### What you should do
Locate the word "advanced" in the entries below, then gather every line that holds it.

═════ Records for processing ═════

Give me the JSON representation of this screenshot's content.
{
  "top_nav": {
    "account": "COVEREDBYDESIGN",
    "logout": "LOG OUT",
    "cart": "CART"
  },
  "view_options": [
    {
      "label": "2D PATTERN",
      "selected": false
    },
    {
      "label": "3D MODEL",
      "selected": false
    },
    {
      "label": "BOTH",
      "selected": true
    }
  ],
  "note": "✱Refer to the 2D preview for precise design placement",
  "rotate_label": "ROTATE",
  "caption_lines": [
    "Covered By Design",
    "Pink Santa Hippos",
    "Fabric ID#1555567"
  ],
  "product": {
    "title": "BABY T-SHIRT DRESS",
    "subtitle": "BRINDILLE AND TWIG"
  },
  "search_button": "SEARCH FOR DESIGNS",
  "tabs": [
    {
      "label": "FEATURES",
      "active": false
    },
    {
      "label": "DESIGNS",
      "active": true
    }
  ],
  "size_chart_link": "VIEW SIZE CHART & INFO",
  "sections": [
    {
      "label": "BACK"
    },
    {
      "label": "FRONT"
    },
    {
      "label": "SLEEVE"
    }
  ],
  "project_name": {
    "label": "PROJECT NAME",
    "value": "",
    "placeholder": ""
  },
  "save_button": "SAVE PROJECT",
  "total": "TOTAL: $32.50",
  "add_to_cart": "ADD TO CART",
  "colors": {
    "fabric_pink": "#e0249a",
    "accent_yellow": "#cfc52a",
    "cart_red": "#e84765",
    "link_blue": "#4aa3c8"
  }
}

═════
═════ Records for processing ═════

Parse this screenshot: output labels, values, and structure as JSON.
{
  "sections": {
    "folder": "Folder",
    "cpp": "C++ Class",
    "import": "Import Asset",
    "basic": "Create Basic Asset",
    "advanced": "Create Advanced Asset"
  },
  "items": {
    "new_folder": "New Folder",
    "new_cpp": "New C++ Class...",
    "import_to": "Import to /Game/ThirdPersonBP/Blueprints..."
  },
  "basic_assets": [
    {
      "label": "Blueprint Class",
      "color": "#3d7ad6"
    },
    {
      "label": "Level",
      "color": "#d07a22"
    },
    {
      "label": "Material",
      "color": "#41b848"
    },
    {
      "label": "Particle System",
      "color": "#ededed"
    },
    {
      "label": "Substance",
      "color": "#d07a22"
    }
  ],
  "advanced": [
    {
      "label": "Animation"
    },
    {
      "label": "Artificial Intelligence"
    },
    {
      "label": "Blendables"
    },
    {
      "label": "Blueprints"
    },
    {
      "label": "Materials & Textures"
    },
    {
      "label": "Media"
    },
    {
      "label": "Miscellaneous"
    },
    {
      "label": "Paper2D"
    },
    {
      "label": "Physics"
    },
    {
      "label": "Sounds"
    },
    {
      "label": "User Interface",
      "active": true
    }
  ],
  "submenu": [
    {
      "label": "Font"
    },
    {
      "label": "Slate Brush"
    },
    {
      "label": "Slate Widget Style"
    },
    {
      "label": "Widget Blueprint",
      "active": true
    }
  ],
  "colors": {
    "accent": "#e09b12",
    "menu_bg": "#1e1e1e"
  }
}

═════

### Your solution
    "advanced": "Create Advanced Asset"
  "advanced": [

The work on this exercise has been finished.